• Exercise brief
Scan the records below and copy every line that contains the string "title".

== Material provided ==

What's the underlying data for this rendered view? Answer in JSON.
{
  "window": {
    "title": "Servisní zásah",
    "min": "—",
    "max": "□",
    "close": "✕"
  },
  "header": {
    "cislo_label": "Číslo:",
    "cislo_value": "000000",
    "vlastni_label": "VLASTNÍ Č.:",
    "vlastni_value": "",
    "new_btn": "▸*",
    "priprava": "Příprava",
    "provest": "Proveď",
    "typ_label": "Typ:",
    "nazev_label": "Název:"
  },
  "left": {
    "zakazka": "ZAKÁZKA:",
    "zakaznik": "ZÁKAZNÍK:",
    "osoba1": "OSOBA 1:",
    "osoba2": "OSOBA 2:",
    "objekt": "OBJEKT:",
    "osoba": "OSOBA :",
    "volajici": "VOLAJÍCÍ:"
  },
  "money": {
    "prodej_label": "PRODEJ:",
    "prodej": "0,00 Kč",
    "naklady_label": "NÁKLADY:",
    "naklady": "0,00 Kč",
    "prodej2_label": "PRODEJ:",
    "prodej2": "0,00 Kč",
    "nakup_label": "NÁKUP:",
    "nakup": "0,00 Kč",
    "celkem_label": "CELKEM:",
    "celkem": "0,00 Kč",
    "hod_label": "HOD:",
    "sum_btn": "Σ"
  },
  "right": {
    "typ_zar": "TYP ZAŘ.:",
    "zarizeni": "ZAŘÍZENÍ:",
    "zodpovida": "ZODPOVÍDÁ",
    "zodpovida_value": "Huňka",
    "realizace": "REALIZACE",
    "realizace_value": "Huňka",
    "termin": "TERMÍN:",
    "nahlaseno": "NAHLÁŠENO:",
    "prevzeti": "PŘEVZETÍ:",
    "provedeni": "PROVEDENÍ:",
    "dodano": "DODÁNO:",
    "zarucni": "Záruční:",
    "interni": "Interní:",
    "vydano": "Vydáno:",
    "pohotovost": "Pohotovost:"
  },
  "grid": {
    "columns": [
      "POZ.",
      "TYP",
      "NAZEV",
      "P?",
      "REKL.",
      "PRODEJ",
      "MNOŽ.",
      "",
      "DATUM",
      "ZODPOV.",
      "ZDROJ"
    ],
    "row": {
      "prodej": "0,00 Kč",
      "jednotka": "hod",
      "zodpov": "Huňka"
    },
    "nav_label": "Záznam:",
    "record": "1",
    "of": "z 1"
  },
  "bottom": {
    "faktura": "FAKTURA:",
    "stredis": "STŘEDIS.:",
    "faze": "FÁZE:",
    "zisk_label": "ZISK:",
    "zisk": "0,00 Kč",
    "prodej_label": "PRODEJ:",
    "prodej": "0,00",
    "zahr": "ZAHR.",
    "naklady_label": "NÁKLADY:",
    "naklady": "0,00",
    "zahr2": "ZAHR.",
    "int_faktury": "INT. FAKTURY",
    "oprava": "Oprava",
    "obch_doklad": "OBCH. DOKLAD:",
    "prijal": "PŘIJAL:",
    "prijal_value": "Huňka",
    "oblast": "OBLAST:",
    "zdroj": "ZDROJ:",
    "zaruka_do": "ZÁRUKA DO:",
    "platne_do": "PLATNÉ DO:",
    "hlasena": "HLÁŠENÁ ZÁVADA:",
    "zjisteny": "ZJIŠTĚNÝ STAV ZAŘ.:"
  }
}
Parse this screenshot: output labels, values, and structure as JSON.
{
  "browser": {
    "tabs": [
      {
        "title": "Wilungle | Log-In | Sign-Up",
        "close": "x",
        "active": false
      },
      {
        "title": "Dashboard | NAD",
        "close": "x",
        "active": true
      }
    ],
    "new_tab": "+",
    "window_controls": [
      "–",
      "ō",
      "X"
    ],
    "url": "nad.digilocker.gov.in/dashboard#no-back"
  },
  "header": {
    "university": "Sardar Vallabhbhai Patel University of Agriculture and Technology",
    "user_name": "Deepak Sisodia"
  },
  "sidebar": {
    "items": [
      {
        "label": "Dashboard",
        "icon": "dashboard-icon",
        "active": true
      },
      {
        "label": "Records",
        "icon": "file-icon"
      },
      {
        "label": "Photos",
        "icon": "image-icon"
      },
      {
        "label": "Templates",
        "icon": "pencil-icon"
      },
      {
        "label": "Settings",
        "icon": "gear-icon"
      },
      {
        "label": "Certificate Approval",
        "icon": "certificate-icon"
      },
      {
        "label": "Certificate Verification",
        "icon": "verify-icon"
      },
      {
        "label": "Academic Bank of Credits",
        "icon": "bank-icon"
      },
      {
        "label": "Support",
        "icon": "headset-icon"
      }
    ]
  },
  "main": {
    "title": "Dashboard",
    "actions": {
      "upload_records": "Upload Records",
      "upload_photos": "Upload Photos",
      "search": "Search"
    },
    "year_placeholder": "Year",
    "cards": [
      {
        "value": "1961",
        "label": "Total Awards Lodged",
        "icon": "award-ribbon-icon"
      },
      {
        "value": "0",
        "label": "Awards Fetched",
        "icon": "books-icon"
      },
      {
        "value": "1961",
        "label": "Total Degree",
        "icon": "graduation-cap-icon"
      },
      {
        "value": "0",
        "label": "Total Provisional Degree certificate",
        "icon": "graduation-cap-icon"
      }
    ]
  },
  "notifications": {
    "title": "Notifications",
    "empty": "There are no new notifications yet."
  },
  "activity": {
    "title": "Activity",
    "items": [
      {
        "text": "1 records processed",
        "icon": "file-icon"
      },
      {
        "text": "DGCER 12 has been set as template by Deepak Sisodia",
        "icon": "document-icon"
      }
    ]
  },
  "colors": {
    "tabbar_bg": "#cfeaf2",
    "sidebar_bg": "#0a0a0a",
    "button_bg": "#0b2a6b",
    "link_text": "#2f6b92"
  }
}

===

• Solution
    "title": "Servisní zásah",
        "title": "Wilungle | Log-In | Sign-Up",
        "title": "Dashboard | NAD",
    "title": "Dashboard",
    "title": "Notifications",
    "title": "Activity",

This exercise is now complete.